There was evidence tending to show that appellees had had about thirty people picking cotton for them since Monday of the week that the accident occurred on Thursday. Most of the thirty employees *839 furnished their own transportation. Appellees hauled those who requested it. The employees were under no obligation to accept the offer of transportation. Employment was on a day to day basis, and when the cotton was weighed up at the end of the day, the employment ceased. They were paid $2.50 per hundred pounds. At the end of the day, appellees were notified by those who desired rides the next day. There was no agreement that transportation was to be a part of the contract of employment. The workers who accepted transportation paid nothing for it, and all workers received the same rate of pay, $2.50 per hundred pounds, regardless of how they arrived or left the field.

In the Byrd case, 273 Ala. 207, 137 So. 2d 743, we held that where the employer picked up two of his employees at their homes and drove five or six miles to work and brought them back home at the end of the day, but transportation was not required, was not a part of the contract of employment, and they could furnish their own transportation as did another employee, such transportation was a convenience or gratuity furnished by the employer, and the employees were not within an exclusionary clause similar to the one in the instant case.

We also held that whether the transportation to and from work furnished by an employer to one in his employ is an incident of that employment is, when the evidence on the questions is disputed, a question of fact dependent upon the particular circumstances of the case.

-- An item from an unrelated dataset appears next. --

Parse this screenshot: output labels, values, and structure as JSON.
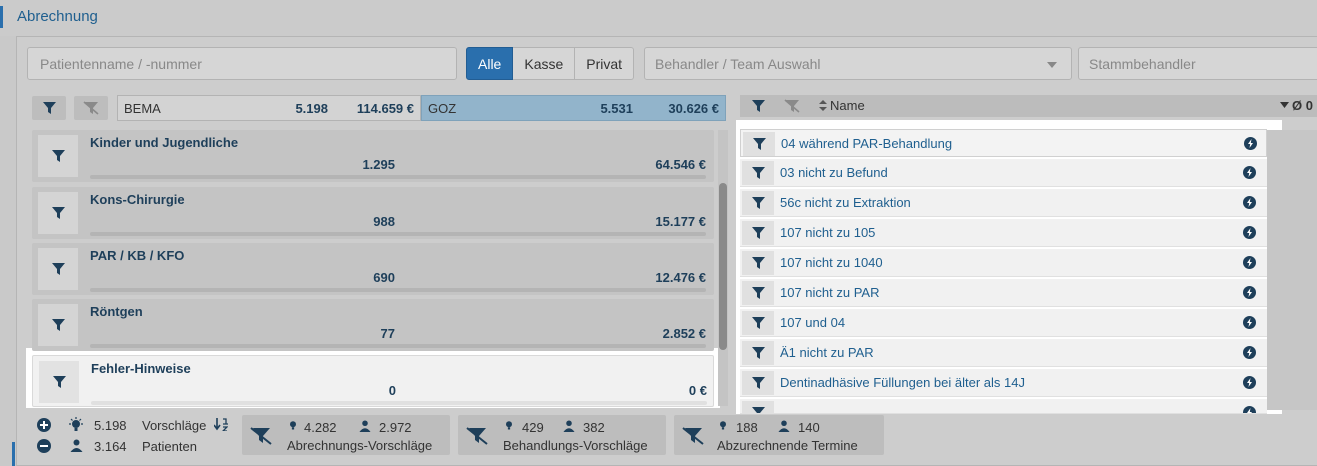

The trial court, after hearing the evidence, found that the transportation of the intervenors was not incident to their employment, but was supplied by appellees as a convenience or gratuity. The evidence we have outlined supports this finding. We cannot say that the finding is plainly erroneous or manifestly unjust.

Under the authority of the Byrd case, 273 Ala. 207, 137 So. 2d 743, and cases therein cited, the decree of the trial court should be affirmed.

Appellees have argued that appellant's brief should not be considered since it adopted the argument used in assignment five in support of another assignment of error. This argument is without merit because we have held that this is permissible. Accident Indemnity Ins. Co. v. Feely, Ala., 181 So.2d 889[1].

Affirmed.

LIVINGSTON, C. J., and SIMPSON and HARWOOD, JJ., concur.